Eight years ago, I fell in love with a band called Magik. Their lyrics were simplistic — you probably remember ‘Aasman hai neela kyun, pani geela geela kyun?’ But their music was infectious and enduring, especially the anthem ‘Rock on’.

These boys — Adi (Farhan Akhtar), Joe (Arjun Rampal), Kedar (Purab Kohli, also known as KD for ‘Killer Drummer’) and Rob (Luke Kenny) — weren’t heroes. They were confused and vulnerable, ambitious and hopeful. KD cracked bad jokes. Joe had anger management issues. Adi was a bundle of angst. But when they reunited for that one last gig before Rob’s death, it really was magic. And then they grew up.

In Rock On 2, directed by debutante Shujaat Saudagar, the band has scattered. KD still makes music. But Joe, who used to give guitar lessons to neighborhood kids to make money, is now a successful reality show host and club owner. And Adi has moved to a village in Meghalaya, where he runs a farmers’ cooperative and a school. That for me was the first alarm bell.

Rampal invests Joe with a bruised, bristling dignity.

This move — from Mumbai rocker to Meghalaya social worker — is so random and far-fetched that the film is instantly weakened. It becomes difficult to take any of what follows seriously. In fact, the story by Abhishek Kapoor and Pubali Chaudhuri is so convoluted that we have KD’s running voiceover to explain what’s going on and why characters are doing what they’re doing.

He even explains emotions. Shujaat is clearly not a big believer in the classic writing rule: Show, don’t tell.

The Meghalayan landscapes are stunning and the performances are strong. The standout is Shraddha Kapoor, who plays Jia, the daughter of a famous classical musician. In a moving scene, Jia rails against her censorious father, her face a defiant mix of anger and pain.

Listen to Tere Mere Dil, by Farhan Akhtar & Shraddha Kapoor

Arjun Rampal also reminds us that when he chooses to, he can deliver. His good looks have frayed and he invests Joe with a bruised, bristling dignity. Purab Kohli and Prachi Desai ooze warmth. And I really enjoyed the character of Manjot, a reality show contestant who saves the day.

Of course, the centrepiece of Rock On 2 is Adi, which is inherently problematic. Farhan Akhtar is both sincere and effortlessly cool, but the narrative insists on positioning Adi as heroic. It’s not enough that he’s a rockstar. He must also be a saviour. When a fire ravages the village, he leaps in to save a trapped mother and child. He brings food to hungry children. We are treated to shots of his ripped body. Eventually, he puts together a Woodstock-like concert and helps Jia to discover her voice — both literally and metaphorically. Come on!

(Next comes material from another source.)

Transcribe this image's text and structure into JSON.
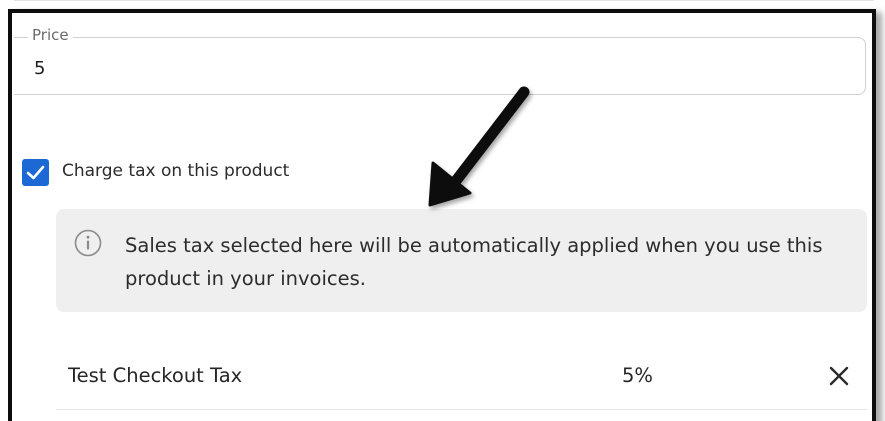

Like the first film, Rock On 2 moves to a rousing musical climax. The lead up to it isn’t very convincing, but it will give you goosebumps to see the fabulous Usha Uthup on a stage singing the hybrid Khasi-Hindi song ‘Hoi kiw / Chalo chalo’. Shankar-Ehsan-Loy’s music in this film doesn’t match the brilliance of the original score, but the adrenaline is palpable. They create several high notes.

Listen to Jaago, from Rock On 2

So there are elements that you will enjoy, but the film is felled by the undercooked writing. The dialogue by Farhan Akthar doesn’t help to disguise the flaws. At one point, Jia turns to Adi and asks about the starving villagers — “Listen, gaonwale theek hain?” — as though she’s casually inquiring about an ill relative. The Meghalaya angle is, of course, entirely superficial. The local characters are paper-thin and we get little sense of their world.

There’s just not enough to invest in.

Watch the trailer for Rock On 2